There is good evidence that an immune response to melanoma predicts better survival. We report a bioinformatic study designed to identify immune subgroups of primary melanomas in order to better understand the biology of immune cell/tumor interaction, and to identify candidate predictive biomarkers for immunotherapy.
We applied an approach described by Angelova et al. to the inference of tumor immune cell infiltrates using differential expression of signature genes, in 703 primary melanoma transcriptomes from the Leeds Melanoma Cohort (LMC). Consensus clustering of immune cell scores identified 3 subgroups in LMC and replication was sought in The Cancer Genome Atlas (TCGA) data set, (primarily metastatic samples). We then used the whole transcriptomic data to explore associated biological pathways: a protein-protein interaction network analysis of genes was performed in Cytoscape plugin Reactome FIVIZ. Nodal genes were identified and the cellular origin of the gene expression signature further explored using immunohistochemistry (IHC) and in patient-derived melanoma cell culture transcriptomes. Clinicopathological and environmental factors, and immune cell scores associated with survival within immune subgroups, were then analysed using a multivariate Cox proportional hazard model.

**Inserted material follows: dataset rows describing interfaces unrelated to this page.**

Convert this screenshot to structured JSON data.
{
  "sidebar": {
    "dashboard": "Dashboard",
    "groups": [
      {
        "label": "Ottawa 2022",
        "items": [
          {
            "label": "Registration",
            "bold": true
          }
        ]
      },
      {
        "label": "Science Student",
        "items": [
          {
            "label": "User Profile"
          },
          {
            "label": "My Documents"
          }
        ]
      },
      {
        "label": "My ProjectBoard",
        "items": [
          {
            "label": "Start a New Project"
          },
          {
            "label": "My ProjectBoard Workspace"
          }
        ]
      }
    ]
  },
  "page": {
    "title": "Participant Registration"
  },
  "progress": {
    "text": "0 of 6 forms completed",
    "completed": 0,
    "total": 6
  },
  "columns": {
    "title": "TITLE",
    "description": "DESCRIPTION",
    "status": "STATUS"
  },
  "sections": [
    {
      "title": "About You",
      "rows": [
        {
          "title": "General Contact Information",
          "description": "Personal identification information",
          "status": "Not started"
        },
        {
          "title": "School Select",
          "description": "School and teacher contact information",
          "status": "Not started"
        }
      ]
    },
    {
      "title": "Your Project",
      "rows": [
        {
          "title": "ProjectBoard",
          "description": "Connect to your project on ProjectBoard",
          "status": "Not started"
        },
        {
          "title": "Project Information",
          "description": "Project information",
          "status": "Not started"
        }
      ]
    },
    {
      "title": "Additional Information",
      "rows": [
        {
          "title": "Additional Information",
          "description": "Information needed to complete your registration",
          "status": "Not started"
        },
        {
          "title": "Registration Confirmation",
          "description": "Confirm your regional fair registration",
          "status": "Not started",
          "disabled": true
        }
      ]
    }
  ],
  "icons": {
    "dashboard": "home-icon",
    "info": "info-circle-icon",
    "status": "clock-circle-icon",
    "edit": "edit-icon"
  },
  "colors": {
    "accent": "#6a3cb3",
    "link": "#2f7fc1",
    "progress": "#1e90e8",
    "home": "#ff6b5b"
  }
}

We identified three subgroups with transcriptomic patterns indicative of: low, intermediate and high immune cell infiltration. The groups were concordant with histological evidence of tumor infiltrating lymphocytes. Genes enriched in the low, compared with the high immune group, were in cell cycle, metabolic and Beta-catenin pathways. MYC was the nodal (the most influential) gene of the protein-protein interaction network in this group. In the high immune group, genes were enriched in immune pathways, including antigen processing and presentation, with the nodal gene - NFKB1. Based on the literature and our results, we hypothesised that MYC downregulates HLA-class I, hence we tested MYC correlations in the melanoma cell line transcriptomes (in which immune cells were absent). Indeed, MYC was negatively correlated with many HLA class I genes, with HLA-B having the strongest result: R=-0.57. IHC of primary tumors showed tumor nuclear expression of MYC. Reported smoking independently predicted a worse outcome for patients classified as the high immune group (HR=3.52, P=0.008). The transcriptomic analysis showed that smoking correlated with an increased Th2 cell score (P=0.03) and reduced NK56 bright score (P=0.01) in that group.

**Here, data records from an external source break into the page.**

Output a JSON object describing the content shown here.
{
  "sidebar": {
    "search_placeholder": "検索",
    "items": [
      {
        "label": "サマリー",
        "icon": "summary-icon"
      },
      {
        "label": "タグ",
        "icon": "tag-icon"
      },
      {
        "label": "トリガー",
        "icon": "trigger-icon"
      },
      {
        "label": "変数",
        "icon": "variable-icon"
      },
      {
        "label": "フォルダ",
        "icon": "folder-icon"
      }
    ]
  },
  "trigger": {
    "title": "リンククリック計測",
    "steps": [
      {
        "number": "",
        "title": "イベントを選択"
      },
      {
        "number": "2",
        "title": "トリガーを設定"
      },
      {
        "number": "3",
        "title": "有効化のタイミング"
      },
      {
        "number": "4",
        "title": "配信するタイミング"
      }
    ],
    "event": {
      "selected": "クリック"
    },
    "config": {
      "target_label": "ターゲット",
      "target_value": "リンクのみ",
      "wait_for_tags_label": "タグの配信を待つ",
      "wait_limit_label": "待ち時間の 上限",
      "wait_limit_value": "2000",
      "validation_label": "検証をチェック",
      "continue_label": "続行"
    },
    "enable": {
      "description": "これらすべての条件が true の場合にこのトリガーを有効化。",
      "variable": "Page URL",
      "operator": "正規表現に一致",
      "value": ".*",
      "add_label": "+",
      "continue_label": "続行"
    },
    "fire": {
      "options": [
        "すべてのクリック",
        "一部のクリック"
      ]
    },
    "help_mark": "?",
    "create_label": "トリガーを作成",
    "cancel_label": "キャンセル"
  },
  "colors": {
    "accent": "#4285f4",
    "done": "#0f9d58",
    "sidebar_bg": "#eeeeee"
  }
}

We report evidence that MYC plays an important role in immune evasion in primary melanoma. The transcriptomic data support in vitro findings that MYC downregulates HLA class I expression. Furthermore, we present important results that smoking status modifies immune response in melanoma and is an independent risk factor for melanoma death. We hypothesise that smoking may impact on immunotherapy efficacy.